This directory of funders was compiled by AWID and the GFW, as a resource guide for women's rights organizations in the Middle East and North Africa. Please note that it is not a complete list, but a work in progress. Please note that by publishing this information AWID and GFW are not endorsing any of these as possible funders, but simply sharing information. The directory includes organizations that have confirmed their information and given permission to be included. If you have any changes to your organization's listing or any recommended additions, please contact Zawadi Nyong'o at firstname.lastname@example.org. The directory will be available for download on the AWID website at www.awid.org. Please feel free to disseminate this information widely with your partners in your country or region.
Political upheaval, instability and conflict have been on the rise in the Middle East and North Africa following the uprisings that swept the region in 2011. Women and girls face particular challenges to their basic human rights. This factsheet gives an overview of the status of women in the region, focusing on two key themes: violence against women and girls in conflict, and women's political participation and leadership. It highlights the different manifestations of gender-based threats and risks that women face, including increased sexual violence, forced and early marriage, and rape in the context of conflict. The factsheet also discusses the implementation of United Nations Security Council Resolution 1325 (Women, Peace and Security) and the extent of progress towards its goals in the Middle East and North Africa, looking at the limited number of women in decision making and peace processes.
Foreign Ministers are due to meet in Naples to discuss the next steps in the Euro-Mediterranean Partnership on December 2 and 3. The vision behind the free trade zone is to bring greater stability and prosperity to the whole region. However, the EU stands to gain most from the deal at a time when poverty in the Middle East and North Africa is rising. Almost a quarter of the population earns just $2 per day. Arab economies need better safeguards if poor people's livelihoods, particularly in agriculture, are to be protected. Oxfam believes that true partnership requires a more equitable trading relationship that can benefit both the EU and Arab countries.

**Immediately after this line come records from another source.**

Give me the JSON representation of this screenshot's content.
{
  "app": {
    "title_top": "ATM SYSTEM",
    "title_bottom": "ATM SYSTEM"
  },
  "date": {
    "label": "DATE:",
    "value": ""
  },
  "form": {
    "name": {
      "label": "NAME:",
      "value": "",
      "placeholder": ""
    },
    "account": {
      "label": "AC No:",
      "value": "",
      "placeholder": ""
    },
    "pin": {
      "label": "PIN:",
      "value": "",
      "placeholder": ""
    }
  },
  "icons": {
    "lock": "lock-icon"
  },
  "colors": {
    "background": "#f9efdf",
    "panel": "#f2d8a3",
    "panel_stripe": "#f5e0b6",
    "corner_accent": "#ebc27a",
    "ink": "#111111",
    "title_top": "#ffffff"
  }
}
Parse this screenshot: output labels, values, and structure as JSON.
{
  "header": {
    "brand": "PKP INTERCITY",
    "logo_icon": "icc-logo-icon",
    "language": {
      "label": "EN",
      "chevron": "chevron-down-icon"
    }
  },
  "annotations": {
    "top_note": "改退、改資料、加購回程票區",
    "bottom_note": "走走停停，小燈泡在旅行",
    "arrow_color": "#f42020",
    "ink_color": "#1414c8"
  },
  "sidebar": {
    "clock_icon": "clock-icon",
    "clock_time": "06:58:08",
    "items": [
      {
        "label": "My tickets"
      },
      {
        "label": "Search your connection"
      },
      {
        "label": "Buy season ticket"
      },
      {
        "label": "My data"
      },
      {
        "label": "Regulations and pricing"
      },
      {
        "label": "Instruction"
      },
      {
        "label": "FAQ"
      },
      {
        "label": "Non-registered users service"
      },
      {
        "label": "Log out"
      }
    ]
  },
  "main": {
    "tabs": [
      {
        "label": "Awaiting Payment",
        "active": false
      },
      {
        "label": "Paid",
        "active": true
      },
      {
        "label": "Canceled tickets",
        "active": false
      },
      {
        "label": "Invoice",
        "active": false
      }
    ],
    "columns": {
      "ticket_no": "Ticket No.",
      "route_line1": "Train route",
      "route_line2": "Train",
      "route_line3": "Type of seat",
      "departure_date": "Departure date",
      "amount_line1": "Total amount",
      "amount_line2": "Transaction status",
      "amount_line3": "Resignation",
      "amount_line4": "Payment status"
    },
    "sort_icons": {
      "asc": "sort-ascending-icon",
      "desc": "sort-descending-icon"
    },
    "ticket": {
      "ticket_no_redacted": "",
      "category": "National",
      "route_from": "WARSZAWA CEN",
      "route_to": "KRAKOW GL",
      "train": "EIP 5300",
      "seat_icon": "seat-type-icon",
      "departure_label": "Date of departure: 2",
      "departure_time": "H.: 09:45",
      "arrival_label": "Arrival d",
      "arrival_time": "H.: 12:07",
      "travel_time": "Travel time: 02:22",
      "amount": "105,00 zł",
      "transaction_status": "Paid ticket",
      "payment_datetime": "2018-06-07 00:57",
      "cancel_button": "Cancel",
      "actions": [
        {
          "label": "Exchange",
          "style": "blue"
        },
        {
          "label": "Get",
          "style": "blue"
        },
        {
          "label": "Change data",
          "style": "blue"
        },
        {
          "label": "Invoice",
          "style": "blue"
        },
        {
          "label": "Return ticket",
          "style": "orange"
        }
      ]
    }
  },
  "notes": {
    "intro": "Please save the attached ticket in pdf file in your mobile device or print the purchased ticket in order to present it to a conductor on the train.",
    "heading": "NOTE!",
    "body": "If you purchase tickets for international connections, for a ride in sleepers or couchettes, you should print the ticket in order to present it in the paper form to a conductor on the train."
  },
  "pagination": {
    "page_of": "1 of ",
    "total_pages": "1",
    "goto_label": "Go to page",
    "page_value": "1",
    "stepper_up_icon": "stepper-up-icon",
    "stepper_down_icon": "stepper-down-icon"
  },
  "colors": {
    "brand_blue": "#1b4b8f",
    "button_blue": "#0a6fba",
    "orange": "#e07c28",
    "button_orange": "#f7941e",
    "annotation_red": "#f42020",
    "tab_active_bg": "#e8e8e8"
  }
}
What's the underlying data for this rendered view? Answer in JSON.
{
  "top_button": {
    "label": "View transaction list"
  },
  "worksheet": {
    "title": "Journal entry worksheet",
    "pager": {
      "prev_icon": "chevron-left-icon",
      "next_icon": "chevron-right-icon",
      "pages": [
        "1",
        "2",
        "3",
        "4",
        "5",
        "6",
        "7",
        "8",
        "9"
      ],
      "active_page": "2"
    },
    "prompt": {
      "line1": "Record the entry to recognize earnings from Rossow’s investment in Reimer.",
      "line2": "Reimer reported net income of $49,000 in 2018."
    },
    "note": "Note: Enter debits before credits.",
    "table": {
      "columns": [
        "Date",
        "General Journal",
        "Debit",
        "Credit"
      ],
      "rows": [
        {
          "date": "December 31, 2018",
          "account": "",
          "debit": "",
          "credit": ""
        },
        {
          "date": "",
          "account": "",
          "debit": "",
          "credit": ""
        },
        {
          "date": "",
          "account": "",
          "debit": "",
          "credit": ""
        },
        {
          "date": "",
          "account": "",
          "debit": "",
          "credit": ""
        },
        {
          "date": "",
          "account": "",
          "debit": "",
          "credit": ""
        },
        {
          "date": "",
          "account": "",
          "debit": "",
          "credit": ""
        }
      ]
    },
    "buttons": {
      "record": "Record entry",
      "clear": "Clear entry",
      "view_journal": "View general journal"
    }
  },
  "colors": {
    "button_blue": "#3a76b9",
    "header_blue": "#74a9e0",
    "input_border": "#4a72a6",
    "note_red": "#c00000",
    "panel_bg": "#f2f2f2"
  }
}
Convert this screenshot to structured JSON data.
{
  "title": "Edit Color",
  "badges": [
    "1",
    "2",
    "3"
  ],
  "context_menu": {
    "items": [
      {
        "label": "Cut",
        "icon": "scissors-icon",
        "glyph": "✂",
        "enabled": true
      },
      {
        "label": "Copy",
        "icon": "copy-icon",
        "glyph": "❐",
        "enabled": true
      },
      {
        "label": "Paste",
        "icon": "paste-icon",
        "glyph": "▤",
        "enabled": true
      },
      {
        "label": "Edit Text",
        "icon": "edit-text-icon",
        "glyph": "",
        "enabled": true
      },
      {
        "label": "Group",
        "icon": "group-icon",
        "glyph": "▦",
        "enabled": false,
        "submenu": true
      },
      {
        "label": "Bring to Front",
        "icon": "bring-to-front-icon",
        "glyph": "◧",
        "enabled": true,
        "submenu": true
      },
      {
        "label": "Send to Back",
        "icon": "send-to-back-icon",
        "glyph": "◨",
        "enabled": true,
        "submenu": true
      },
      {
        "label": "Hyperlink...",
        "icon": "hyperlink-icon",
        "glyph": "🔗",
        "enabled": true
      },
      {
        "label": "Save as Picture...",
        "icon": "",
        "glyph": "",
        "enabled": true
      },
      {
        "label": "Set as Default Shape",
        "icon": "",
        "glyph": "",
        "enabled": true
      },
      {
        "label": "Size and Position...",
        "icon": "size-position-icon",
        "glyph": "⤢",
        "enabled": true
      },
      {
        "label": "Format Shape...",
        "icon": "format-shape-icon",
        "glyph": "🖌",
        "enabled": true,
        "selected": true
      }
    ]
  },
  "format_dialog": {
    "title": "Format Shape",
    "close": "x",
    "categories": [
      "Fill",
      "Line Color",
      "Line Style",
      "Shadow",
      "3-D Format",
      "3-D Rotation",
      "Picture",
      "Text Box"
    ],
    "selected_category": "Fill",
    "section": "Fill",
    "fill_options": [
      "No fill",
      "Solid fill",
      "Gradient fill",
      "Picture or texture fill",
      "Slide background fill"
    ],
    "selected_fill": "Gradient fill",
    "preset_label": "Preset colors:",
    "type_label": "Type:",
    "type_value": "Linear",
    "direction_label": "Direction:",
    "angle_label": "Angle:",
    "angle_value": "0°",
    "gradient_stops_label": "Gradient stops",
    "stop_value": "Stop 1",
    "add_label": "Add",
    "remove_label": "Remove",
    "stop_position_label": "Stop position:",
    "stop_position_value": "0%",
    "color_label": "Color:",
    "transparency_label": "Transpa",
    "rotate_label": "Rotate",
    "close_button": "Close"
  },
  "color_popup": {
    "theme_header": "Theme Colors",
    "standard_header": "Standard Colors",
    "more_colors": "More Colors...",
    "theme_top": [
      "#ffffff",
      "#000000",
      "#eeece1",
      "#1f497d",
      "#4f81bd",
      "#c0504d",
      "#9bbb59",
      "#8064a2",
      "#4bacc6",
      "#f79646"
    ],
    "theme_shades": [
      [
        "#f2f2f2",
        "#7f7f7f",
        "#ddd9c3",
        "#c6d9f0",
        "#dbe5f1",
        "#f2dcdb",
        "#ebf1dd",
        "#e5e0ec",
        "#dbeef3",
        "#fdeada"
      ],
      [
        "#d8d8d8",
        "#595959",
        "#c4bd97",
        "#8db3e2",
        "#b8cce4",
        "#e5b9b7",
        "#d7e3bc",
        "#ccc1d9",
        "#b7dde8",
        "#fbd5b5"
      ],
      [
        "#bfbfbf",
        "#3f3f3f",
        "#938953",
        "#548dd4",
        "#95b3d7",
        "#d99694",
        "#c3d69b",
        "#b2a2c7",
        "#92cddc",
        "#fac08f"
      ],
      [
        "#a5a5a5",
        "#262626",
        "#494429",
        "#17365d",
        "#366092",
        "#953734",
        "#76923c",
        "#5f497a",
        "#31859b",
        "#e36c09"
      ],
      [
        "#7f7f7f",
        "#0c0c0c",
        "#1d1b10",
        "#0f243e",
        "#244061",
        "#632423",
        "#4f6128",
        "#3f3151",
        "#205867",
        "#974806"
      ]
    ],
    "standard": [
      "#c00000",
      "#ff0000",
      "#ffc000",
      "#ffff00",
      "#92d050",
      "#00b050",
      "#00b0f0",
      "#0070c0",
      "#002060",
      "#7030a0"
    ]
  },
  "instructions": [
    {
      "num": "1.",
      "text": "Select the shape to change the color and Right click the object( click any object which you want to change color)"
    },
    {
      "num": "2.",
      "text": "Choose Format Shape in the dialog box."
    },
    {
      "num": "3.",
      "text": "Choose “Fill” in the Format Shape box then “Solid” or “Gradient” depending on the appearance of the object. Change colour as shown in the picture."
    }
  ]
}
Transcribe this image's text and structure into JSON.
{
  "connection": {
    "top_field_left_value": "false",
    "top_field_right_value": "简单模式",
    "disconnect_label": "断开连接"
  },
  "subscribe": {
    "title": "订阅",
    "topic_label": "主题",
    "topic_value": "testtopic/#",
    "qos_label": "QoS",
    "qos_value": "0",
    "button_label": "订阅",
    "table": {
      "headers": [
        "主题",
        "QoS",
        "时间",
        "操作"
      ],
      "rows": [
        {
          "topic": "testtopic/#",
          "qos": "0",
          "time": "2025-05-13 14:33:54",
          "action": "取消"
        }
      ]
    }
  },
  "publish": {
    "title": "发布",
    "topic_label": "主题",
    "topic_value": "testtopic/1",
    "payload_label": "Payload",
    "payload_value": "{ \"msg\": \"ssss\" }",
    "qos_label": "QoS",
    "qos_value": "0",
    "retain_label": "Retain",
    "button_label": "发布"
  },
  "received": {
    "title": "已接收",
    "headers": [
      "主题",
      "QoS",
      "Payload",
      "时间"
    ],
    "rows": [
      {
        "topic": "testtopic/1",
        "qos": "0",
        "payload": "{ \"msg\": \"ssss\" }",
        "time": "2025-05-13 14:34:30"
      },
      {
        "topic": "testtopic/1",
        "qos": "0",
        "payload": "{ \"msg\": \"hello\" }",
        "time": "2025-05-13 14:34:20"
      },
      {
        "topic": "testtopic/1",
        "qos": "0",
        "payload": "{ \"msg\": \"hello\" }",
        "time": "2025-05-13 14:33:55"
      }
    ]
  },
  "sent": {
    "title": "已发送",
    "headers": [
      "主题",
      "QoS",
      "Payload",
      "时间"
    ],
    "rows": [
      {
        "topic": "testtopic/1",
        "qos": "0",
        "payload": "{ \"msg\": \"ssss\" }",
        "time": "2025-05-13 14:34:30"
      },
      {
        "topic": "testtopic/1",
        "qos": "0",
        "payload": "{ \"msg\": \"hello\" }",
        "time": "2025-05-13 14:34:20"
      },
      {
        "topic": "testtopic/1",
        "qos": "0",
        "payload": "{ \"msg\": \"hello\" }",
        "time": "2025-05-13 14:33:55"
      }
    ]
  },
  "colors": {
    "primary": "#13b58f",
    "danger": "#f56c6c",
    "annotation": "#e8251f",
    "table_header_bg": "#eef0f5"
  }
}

This evaluation is presented as part of the Effectiveness Review Series 2014/15, selected for review under the women's empowerment thematic area. This report documents the findings of a quasi-experimental impact evaluation carried out in December 2014 that sought to assess the impact of project activities, implemented at individual and community level, on women's empowerment. This project was carried out in three countries: Lebanon, Jordan, and Iraq; the evaluation focuses on the project component in Lebanon only. While there is no unique set of women's empowerment characteristics that are applicable to all contexts, this evaluation identified a set of empowerment characteristics which are considered to be important in this particular context, even if not all are necessarily directly linked to the project activities.The main objective of this project was to contribute to improving the status and lives of women and girls in the Middle East and North Africa region by improving the quality of legal services for poor and vulnerable women. Key activities included providing awareness raising sessions for women and community leaders such as political parties, religious leaders and municipal employers; training and engaging women and men for raising awareness; offering free legal consultations to women; and raising awareness around women's rights among lawyers and judges.For more information, the data for this effectiveness review is available through the UK Data Service. Read more about the Oxfam Effectiveness Reviews.